Allowing Import of Modules

Scripts are able to import a small number of Python modules for which there are security declarations. These include string, math, and random. The only way to make other Python modules available for import is to add security declarations to them in the filesystem.


The simplest way to allow import of a module is to create your own simple custom Product. To make this Product:

  1. Create a subdirectory of your Zope installation's "Products" directory. The name of the directory doesn't really matter; Let's call it MyScriptModules.
  2. Create a file in this subdirectory called
  3. Add the following lines to your '':
          from Products.PythonScripts.Utility import allow_module, allow_class
          from AccessControl import ModuleSecurityInfo, ClassSecurityInfo
          from Globals import InitializeClass
  4. For each module to which you want to allow access, add security declarations in

Security Declarations

You will need to write different security declarations depending on how much of a module you want to expose. You should import the module at the Python command line, and use dir(<module_name>) to examine its contents. Names starting with underscore (_) may be safely ignored. Be wary of dangerous modules, such as sys and os, which may be exposed by the module.

You can handle a module, such as base64, that contains only safe functions by writing allow_module("module_name").

To allow access to only some names, in a module with dangerous contents, you can write:

      'name2', ...)

If the module contains a class that you want to use, you will need to add the following:

      from <module_name> import <class>

Certain modules, such as sha, provide extension types instead of classes.
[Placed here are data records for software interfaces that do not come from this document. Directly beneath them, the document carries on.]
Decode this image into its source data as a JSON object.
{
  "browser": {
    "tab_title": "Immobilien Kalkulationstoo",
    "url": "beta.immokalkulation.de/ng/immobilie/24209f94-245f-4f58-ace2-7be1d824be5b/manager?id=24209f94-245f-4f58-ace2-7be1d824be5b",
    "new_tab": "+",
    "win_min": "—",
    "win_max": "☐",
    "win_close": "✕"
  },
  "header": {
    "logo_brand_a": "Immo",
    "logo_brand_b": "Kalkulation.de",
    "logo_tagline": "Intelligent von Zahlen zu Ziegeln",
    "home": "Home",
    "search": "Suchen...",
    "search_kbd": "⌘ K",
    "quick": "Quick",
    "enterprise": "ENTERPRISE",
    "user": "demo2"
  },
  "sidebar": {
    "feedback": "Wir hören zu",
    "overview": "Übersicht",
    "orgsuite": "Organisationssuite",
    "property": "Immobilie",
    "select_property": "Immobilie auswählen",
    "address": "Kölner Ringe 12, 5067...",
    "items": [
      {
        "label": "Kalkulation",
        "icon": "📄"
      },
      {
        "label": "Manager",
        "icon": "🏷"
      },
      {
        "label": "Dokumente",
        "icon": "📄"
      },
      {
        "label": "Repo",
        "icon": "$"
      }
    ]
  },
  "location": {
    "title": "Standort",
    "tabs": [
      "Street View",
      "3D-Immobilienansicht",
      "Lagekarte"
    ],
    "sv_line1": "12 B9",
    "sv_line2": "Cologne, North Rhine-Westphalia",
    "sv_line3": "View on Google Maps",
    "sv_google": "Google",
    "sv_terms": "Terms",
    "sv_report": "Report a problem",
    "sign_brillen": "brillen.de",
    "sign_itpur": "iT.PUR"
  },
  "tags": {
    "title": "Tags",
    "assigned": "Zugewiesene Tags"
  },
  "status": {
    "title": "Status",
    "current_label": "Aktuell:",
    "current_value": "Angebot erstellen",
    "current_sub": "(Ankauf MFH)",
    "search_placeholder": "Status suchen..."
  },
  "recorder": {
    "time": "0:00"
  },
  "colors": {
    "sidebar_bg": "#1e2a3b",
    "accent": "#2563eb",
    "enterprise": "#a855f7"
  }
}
Security declarations typically cannot be added to extension types, so the only way to use this sort of module is to write a Python wrapper class, or use External Methods.